**Work to complete**
Every entry below must appear again, exactly as written.

**Material supplied**
+===+

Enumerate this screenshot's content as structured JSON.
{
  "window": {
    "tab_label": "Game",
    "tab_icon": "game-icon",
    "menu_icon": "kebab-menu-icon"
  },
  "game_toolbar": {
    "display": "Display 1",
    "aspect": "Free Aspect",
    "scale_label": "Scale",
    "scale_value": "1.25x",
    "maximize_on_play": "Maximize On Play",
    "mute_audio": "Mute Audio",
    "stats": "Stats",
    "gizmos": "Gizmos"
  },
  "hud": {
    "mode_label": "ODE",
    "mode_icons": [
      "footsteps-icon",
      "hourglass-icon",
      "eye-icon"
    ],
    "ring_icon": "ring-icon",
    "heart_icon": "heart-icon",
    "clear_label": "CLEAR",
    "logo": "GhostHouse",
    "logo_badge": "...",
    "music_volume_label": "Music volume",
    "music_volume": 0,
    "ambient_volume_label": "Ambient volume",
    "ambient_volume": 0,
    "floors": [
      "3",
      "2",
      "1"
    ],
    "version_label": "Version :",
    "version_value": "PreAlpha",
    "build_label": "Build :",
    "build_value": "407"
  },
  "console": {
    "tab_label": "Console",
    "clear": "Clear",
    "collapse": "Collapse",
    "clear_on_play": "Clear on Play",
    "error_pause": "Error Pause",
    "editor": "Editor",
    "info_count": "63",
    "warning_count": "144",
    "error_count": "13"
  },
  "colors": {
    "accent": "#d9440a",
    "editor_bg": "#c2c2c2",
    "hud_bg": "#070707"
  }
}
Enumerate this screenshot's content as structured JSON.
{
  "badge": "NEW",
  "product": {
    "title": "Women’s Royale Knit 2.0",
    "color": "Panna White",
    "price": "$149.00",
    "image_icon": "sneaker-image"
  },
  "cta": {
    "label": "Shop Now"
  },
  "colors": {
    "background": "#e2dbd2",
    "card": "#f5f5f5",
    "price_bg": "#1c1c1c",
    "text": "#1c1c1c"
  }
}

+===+

**Worked solution**
Enumerate this screenshot's content as structured JSON.
{
  "window": {
    "tab_label": "Game",
    "tab_icon": "game-icon",
    "menu_icon": "kebab-menu-icon"
  },
  "game_toolbar": {
    "display": "Display 1",
    "aspect": "Free Aspect",
    "scale_label": "Scale",
    "scale_value": "1.25x",
    "maximize_on_play": "Maximize On Play",
    "mute_audio": "Mute Audio",
    "stats": "Stats",
    "gizmos": "Gizmos"
  },
  "hud": {
    "mode_label": "ODE",
    "mode_icons": [
      "footsteps-icon",
      "hourglass-icon",
      "eye-icon"
    ],
    "ring_icon": "ring-icon",
    "heart_icon": "heart-icon",
    "clear_label": "CLEAR",
    "logo": "GhostHouse",
    "logo_badge": "...",
    "music_volume_label": "Music volume",
    "music_volume": 0,
    "ambient_volume_label": "Ambient volume",
    "ambient_volume": 0,
    "floors": [
      "3",
      "2",
      "1"
    ],
    "version_label": "Version :",
    "version_value": "PreAlpha",
    "build_label": "Build :",
    "build_value": "407"
  },
  "console": {
    "tab_label": "Console",
    "clear": "Clear",
    "collapse": "Collapse",
    "clear_on_play": "Clear on Play",
    "error_pause": "Error Pause",
    "editor": "Editor",
    "info_count": "63",
    "warning_count": "144",
    "error_count": "13"
  },
  "colors": {
    "accent": "#d9440a",
    "editor_bg": "#c2c2c2",
    "hud_bg": "#070707"
  }
}
Enumerate this screenshot's content as structured JSON.
{
  "badge": "NEW",
  "product": {
    "title": "Women’s Royale Knit 2.0",
    "color": "Panna White",
    "price": "$149.00",
    "image_icon": "sneaker-image"
  },
  "cta": {
    "label": "Shop Now"
  },
  "colors": {
    "background": "#e2dbd2",
    "card": "#f5f5f5",
    "price_bg": "#1c1c1c",
    "text": "#1c1c1c"
  }
}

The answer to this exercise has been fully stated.